_Given records:_
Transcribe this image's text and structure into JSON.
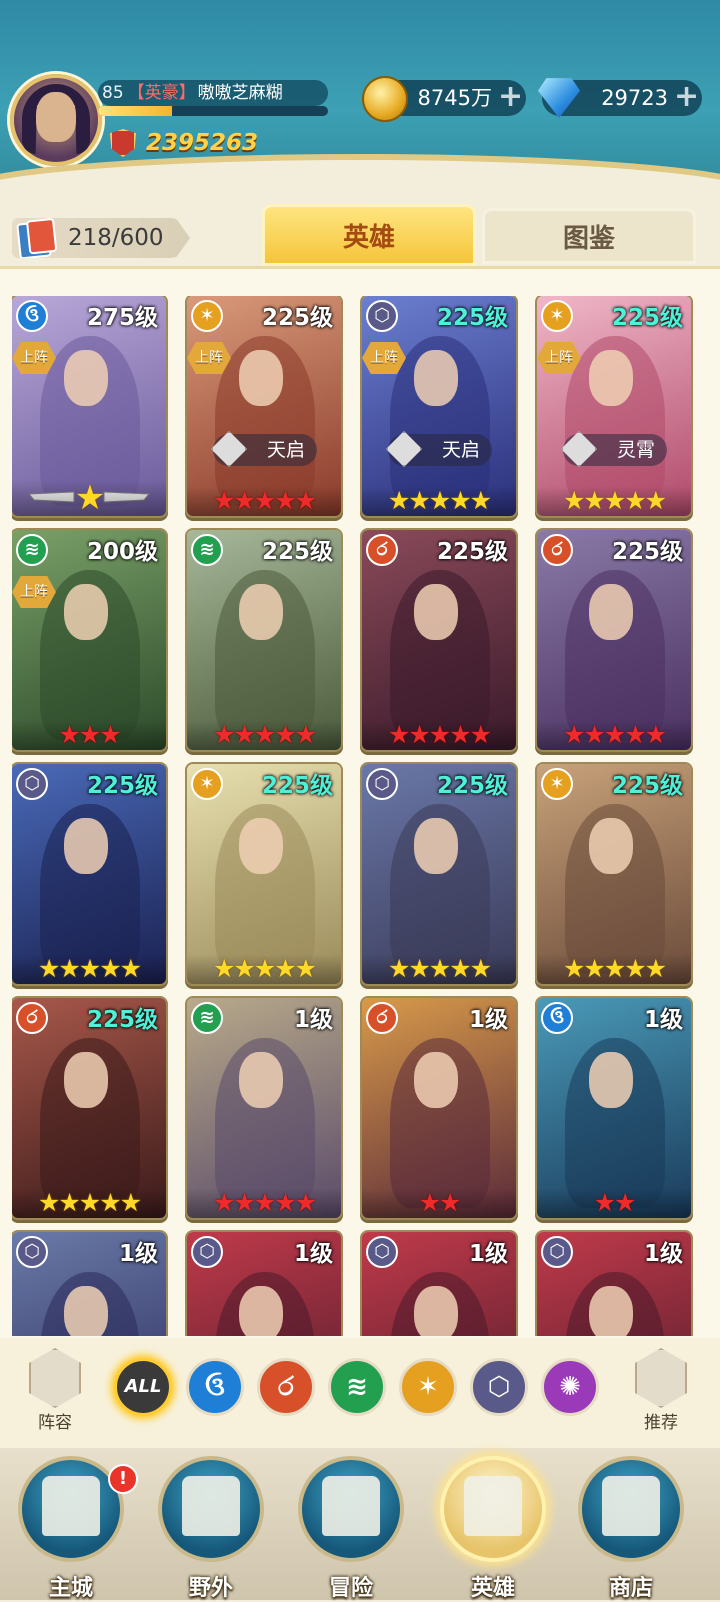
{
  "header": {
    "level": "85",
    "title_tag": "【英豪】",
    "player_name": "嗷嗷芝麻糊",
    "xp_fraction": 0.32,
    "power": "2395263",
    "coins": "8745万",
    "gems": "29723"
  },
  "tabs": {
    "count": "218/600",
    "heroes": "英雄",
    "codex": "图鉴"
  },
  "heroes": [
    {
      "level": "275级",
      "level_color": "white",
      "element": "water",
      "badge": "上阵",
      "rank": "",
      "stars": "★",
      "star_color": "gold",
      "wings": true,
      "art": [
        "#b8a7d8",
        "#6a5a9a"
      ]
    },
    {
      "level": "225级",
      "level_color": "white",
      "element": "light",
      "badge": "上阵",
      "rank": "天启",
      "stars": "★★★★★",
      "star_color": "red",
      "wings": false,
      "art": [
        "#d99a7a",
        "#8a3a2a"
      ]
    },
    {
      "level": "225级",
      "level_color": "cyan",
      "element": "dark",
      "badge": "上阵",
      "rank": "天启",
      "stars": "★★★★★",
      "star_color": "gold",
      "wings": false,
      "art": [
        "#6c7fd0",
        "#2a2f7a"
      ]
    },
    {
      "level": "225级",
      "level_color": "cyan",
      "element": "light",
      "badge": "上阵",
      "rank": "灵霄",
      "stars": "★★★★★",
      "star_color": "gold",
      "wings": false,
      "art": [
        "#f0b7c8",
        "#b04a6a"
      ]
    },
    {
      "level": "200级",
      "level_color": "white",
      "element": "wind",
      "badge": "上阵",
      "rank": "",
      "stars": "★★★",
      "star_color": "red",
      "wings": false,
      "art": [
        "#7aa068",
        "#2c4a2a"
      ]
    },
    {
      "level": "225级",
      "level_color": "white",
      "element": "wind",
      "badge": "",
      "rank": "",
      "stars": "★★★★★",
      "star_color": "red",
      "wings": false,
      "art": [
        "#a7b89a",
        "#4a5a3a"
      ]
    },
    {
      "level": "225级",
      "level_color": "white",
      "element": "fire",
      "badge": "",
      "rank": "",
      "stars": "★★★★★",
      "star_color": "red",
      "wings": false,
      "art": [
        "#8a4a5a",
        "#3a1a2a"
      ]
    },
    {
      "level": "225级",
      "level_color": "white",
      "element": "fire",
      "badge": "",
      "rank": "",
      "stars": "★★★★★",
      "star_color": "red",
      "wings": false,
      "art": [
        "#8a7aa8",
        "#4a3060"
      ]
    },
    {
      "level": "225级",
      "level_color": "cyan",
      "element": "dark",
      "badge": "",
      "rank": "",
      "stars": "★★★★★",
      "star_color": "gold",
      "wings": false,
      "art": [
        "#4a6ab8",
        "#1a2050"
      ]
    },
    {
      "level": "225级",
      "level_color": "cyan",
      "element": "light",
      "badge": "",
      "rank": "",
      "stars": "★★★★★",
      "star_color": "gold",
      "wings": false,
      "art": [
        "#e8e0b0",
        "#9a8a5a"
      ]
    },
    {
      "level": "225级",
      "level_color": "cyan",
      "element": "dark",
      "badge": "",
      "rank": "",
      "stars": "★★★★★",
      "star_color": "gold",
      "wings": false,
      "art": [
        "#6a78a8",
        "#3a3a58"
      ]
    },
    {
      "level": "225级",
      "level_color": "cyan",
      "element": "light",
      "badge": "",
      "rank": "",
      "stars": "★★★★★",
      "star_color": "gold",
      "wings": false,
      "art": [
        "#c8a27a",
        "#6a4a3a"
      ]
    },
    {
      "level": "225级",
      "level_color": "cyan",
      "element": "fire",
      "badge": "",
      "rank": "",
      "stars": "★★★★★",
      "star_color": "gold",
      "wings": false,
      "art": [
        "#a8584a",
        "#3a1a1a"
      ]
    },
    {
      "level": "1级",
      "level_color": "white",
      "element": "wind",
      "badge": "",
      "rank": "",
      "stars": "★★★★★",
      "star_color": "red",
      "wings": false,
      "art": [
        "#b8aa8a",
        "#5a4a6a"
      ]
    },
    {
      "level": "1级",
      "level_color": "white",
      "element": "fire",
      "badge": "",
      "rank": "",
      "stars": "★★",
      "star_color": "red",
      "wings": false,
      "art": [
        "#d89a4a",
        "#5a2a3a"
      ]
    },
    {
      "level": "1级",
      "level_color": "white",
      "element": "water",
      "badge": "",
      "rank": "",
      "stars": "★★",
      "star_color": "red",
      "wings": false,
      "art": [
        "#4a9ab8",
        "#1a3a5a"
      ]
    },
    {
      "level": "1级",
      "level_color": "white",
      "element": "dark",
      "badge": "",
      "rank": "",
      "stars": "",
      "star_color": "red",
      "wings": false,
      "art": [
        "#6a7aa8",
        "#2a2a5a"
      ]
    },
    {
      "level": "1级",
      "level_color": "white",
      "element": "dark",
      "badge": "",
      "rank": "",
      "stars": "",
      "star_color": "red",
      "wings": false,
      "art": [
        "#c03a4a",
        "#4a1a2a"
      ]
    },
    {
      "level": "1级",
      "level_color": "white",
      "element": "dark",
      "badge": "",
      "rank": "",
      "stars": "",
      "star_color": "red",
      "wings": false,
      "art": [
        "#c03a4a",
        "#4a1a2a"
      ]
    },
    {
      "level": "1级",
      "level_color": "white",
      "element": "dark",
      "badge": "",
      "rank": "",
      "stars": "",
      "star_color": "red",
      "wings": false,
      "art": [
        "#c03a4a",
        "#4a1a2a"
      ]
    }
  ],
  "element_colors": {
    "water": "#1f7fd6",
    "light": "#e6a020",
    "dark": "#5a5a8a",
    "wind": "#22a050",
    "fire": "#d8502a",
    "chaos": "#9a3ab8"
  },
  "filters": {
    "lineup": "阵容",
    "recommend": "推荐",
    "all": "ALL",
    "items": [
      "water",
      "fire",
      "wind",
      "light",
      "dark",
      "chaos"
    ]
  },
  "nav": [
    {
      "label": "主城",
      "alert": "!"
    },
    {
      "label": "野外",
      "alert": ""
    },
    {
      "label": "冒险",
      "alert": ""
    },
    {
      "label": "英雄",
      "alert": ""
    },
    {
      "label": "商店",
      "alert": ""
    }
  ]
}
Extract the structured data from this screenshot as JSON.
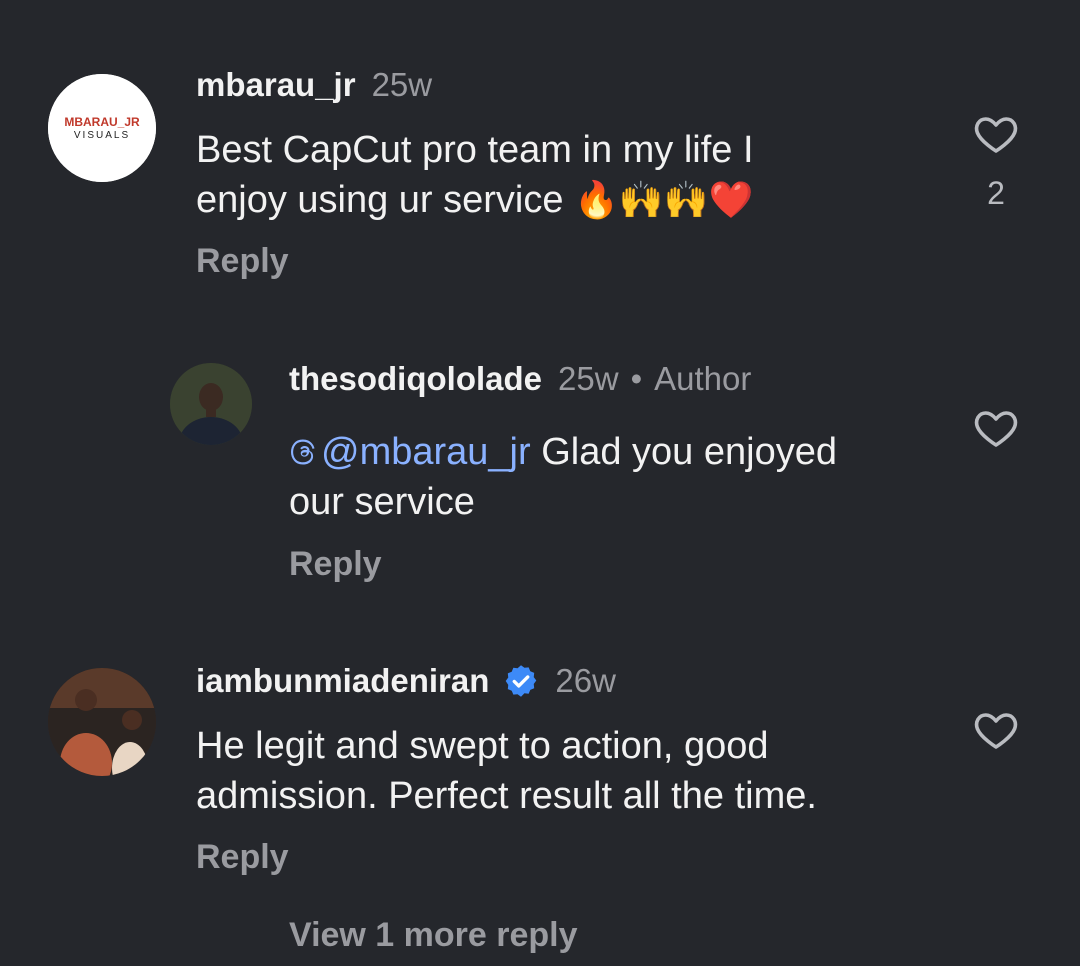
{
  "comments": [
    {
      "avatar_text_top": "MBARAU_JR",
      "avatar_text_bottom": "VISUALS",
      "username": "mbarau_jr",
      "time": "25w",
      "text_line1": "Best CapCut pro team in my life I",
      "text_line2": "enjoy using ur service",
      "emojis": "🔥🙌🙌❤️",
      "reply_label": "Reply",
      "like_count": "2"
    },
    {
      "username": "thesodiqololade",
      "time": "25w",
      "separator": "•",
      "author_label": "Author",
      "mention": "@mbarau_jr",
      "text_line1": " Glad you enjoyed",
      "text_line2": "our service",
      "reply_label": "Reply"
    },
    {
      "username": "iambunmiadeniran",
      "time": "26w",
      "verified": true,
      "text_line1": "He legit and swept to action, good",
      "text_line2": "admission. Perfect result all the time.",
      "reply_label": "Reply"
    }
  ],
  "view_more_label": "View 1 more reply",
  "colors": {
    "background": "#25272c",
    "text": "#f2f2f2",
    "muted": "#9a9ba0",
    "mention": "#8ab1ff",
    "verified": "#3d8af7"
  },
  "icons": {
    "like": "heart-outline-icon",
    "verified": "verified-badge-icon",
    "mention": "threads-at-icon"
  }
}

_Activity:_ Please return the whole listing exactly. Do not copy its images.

_Solution to the exercise:_
Transcribe this image's text and structure into JSON.
{
  "header": {
    "level": "85",
    "title_tag": "【英豪】",
    "player_name": "嗷嗷芝麻糊",
    "xp_fraction": 0.32,
    "power": "2395263",
    "coins": "8745万",
    "gems": "29723"
  },
  "tabs": {
    "count": "218/600",
    "heroes": "英雄",
    "codex": "图鉴"
  },
  "heroes": [
    {
      "level": "275级",
      "level_color": "white",
      "element": "water",
      "badge": "上阵",
      "rank": "",
      "stars": "★",
      "star_color": "gold",
      "wings": true,
      "art": [
        "#b8a7d8",
        "#6a5a9a"
      ]
    },
    {
      "level": "225级",
      "level_color": "white",
      "element": "light",
      "badge": "上阵",
      "rank": "天启",
      "stars": "★★★★★",
      "star_color": "red",
      "wings": false,
      "art": [
        "#d99a7a",
        "#8a3a2a"
      ]
    },
    {
      "level": "225级",
      "level_color": "cyan",
      "element": "dark",
      "badge": "上阵",
      "rank": "天启",
      "stars": "★★★★★",
      "star_color": "gold",
      "wings": false,
      "art": [
        "#6c7fd0",
        "#2a2f7a"
      ]
    },
    {
      "level": "225级",
      "level_color": "cyan",
      "element": "light",
      "badge": "上阵",
      "rank": "灵霄",
      "stars": "★★★★★",
      "star_color": "gold",
      "wings": false,
      "art": [
        "#f0b7c8",
        "#b04a6a"
      ]
    },
    {
      "level": "200级",
      "level_color": "white",
      "element": "wind",
      "badge": "上阵",
      "rank": "",
      "stars": "★★★",
      "star_color": "red",
      "wings": false,
      "art": [
        "#7aa068",
        "#2c4a2a"
      ]
    },
    {
      "level": "225级",
      "level_color": "white",
      "element": "wind",
      "badge": "",
      "rank": "",
      "stars": "★★★★★",
      "star_color": "red",
      "wings": false,
      "art": [
        "#a7b89a",
        "#4a5a3a"
      ]
    },
    {
      "level": "225级",
      "level_color": "white",
      "element": "fire",
      "badge": "",
      "rank": "",
      "stars": "★★★★★",
      "star_color": "red",
      "wings": false,
      "art": [
        "#8a4a5a",
        "#3a1a2a"
      ]
    },
    {
      "level": "225级",
      "level_color": "white",
      "element": "fire",
      "badge": "",
      "rank": "",
      "stars": "★★★★★",
      "star_color": "red",
      "wings": false,
      "art": [
        "#8a7aa8",
        "#4a3060"
      ]
    },
    {
      "level": "225级",
      "level_color": "cyan",
      "element": "dark",
      "badge": "",
      "rank": "",
      "stars": "★★★★★",
      "star_color": "gold",
      "wings": false,
      "art": [
        "#4a6ab8",
        "#1a2050"
      ]
    },
    {
      "level": "225级",
      "level_color": "cyan",
      "element": "light",
      "badge": "",
      "rank": "",
      "stars": "★★★★★",
      "star_color": "gold",
      "wings": false,
      "art": [
        "#e8e0b0",
        "#9a8a5a"
      ]
    },
    {
      "level": "225级",
      "level_color": "cyan",
      "element": "dark",
      "badge": "",
      "rank": "",
      "stars": "★★★★★",
      "star_color": "gold",
      "wings": false,
      "art": [
        "#6a78a8",
        "#3a3a58"
      ]
    },
    {
      "level": "225级",
      "level_color": "cyan",
      "element": "light",
      "badge": "",
      "rank": "",
      "stars": "★★★★★",
      "star_color": "gold",
      "wings": false,
      "art": [
        "#c8a27a",
        "#6a4a3a"
      ]
    },
    {
      "level": "225级",
      "level_color": "cyan",
      "element": "fire",
      "badge": "",
      "rank": "",
      "stars": "★★★★★",
      "star_color": "gold",
      "wings": false,
      "art": [
        "#a8584a",
        "#3a1a1a"
      ]
    },
    {
      "level": "1级",
      "level_color": "white",
      "element": "wind",
      "badge": "",
      "rank": "",
      "stars": "★★★★★",
      "star_color": "red",
      "wings": false,
      "art": [
        "#b8aa8a",
        "#5a4a6a"
      ]
    },
    {
      "level": "1级",
      "level_color": "white",
      "element": "fire",
      "badge": "",
      "rank": "",
      "stars": "★★",
      "star_color": "red",
      "wings": false,
      "art": [
        "#d89a4a",
        "#5a2a3a"
      ]
    },
    {
      "level": "1级",
      "level_color": "white",
      "element": "water",
      "badge": "",
      "rank": "",
      "stars": "★★",
      "star_color": "red",
      "wings": false,
      "art": [
        "#4a9ab8",
        "#1a3a5a"
      ]
    },
    {
      "level": "1级",
      "level_color": "white",
      "element": "dark",
      "badge": "",
      "rank": "",
      "stars": "",
      "star_color": "red",
      "wings": false,
      "art": [
        "#6a7aa8",
        "#2a2a5a"
      ]
    },
    {
      "level": "1级",
      "level_color": "white",
      "element": "dark",
      "badge": "",
      "rank": "",
      "stars": "",
      "star_color": "red",
      "wings": false,
      "art": [
        "#c03a4a",
        "#4a1a2a"
      ]
    },
    {
      "level": "1级",
      "level_color": "white",
      "element": "dark",
      "badge": "",
      "rank": "",
      "stars": "",
      "star_color": "red",
      "wings": false,
      "art": [
        "#c03a4a",
        "#4a1a2a"
      ]
    },
    {
      "level": "1级",
      "level_color": "white",
      "element": "dark",
      "badge": "",
      "rank": "",
      "stars": "",
      "star_color": "red",
      "wings": false,
      "art": [
        "#c03a4a",
        "#4a1a2a"
      ]
    }
  ],
  "element_colors": {
    "water": "#1f7fd6",
    "light": "#e6a020",
    "dark": "#5a5a8a",
    "wind": "#22a050",
    "fire": "#d8502a",
    "chaos": "#9a3ab8"
  },
  "filters": {
    "lineup": "阵容",
    "recommend": "推荐",
    "all": "ALL",
    "items": [
      "water",
      "fire",
      "wind",
      "light",
      "dark",
      "chaos"
    ]
  },
  "nav": [
    {
      "label": "主城",
      "alert": "!"
    },
    {
      "label": "野外",
      "alert": ""
    },
    {
      "label": "冒险",
      "alert": ""
    },
    {
      "label": "英雄",
      "alert": ""
    },
    {
      "label": "商店",
      "alert": ""
    }
  ]
}
Extract the structured data from this screenshot as JSON.
{
  "comments": [
    {
      "avatar_text_top": "MBARAU_JR",
      "avatar_text_bottom": "VISUALS",
      "username": "mbarau_jr",
      "time": "25w",
      "text_line1": "Best CapCut pro team in my life I",
      "text_line2": "enjoy using ur service",
      "emojis": "🔥🙌🙌❤️",
      "reply_label": "Reply",
      "like_count": "2"
    },
    {
      "username": "thesodiqololade",
      "time": "25w",
      "separator": "•",
      "author_label": "Author",
      "mention": "@mbarau_jr",
      "text_line1": " Glad you enjoyed",
      "text_line2": "our service",
      "reply_label": "Reply"
    },
    {
      "username": "iambunmiadeniran",
      "time": "26w",
      "verified": true,
      "text_line1": "He legit and swept to action, good",
      "text_line2": "admission. Perfect result all the time.",
      "reply_label": "Reply"
    }
  ],
  "view_more_label": "View 1 more reply",
  "colors": {
    "background": "#25272c",
    "text": "#f2f2f2",
    "muted": "#9a9ba0",
    "mention": "#8ab1ff",
    "verified": "#3d8af7"
  },
  "icons": {
    "like": "heart-outline-icon",
    "verified": "verified-badge-icon",
    "mention": "threads-at-icon"
  }
}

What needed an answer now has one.